▸ Exercise
Every record, from the first line to the last, needs to be given again exactly.

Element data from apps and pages
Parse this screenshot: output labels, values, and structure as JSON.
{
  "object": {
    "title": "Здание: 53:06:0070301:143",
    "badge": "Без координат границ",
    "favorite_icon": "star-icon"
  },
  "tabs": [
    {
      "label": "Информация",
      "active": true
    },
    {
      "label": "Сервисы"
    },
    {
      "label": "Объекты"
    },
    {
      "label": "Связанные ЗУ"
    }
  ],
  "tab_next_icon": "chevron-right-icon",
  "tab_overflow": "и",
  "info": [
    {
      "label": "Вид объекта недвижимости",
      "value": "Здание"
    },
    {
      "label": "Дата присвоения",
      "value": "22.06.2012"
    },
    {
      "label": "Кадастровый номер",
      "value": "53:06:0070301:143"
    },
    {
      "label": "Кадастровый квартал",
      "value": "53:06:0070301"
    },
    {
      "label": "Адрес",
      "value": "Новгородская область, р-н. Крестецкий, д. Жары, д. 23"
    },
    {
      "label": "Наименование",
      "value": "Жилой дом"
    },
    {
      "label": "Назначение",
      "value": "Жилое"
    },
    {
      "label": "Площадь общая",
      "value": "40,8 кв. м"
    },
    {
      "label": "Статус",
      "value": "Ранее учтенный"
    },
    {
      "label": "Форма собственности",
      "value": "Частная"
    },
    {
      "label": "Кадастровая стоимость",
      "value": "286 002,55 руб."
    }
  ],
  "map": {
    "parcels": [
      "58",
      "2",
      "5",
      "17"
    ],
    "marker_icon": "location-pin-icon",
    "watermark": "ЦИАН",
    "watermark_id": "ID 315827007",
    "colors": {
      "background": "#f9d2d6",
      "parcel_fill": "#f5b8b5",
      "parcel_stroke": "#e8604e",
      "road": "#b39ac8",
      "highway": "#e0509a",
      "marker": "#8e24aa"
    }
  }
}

▸ The completed task
Parse this screenshot: output labels, values, and structure as JSON.
{
  "object": {
    "title": "Здание: 53:06:0070301:143",
    "badge": "Без координат границ",
    "favorite_icon": "star-icon"
  },
  "tabs": [
    {
      "label": "Информация",
      "active": true
    },
    {
      "label": "Сервисы"
    },
    {
      "label": "Объекты"
    },
    {
      "label": "Связанные ЗУ"
    }
  ],
  "tab_next_icon": "chevron-right-icon",
  "tab_overflow": "и",
  "info": [
    {
      "label": "Вид объекта недвижимости",
      "value": "Здание"
    },
    {
      "label": "Дата присвоения",
      "value": "22.06.2012"
    },
    {
      "label": "Кадастровый номер",
      "value": "53:06:0070301:143"
    },
    {
      "label": "Кадастровый квартал",
      "value": "53:06:0070301"
    },
    {
      "label": "Адрес",
      "value": "Новгородская область, р-н. Крестецкий, д. Жары, д. 23"
    },
    {
      "label": "Наименование",
      "value": "Жилой дом"
    },
    {
      "label": "Назначение",
      "value": "Жилое"
    },
    {
      "label": "Площадь общая",
      "value": "40,8 кв. м"
    },
    {
      "label": "Статус",
      "value": "Ранее учтенный"
    },
    {
      "label": "Форма собственности",
      "value": "Частная"
    },
    {
      "label": "Кадастровая стоимость",
      "value": "286 002,55 руб."
    }
  ],
  "map": {
    "parcels": [
      "58",
      "2",
      "5",
      "17"
    ],
    "marker_icon": "location-pin-icon",
    "watermark": "ЦИАН",
    "watermark_id": "ID 315827007",
    "colors": {
      "background": "#f9d2d6",
      "parcel_fill": "#f5b8b5",
      "parcel_stroke": "#e8604e",
      "road": "#b39ac8",
      "highway": "#e0509a",
      "marker": "#8e24aa"
    }
  }
}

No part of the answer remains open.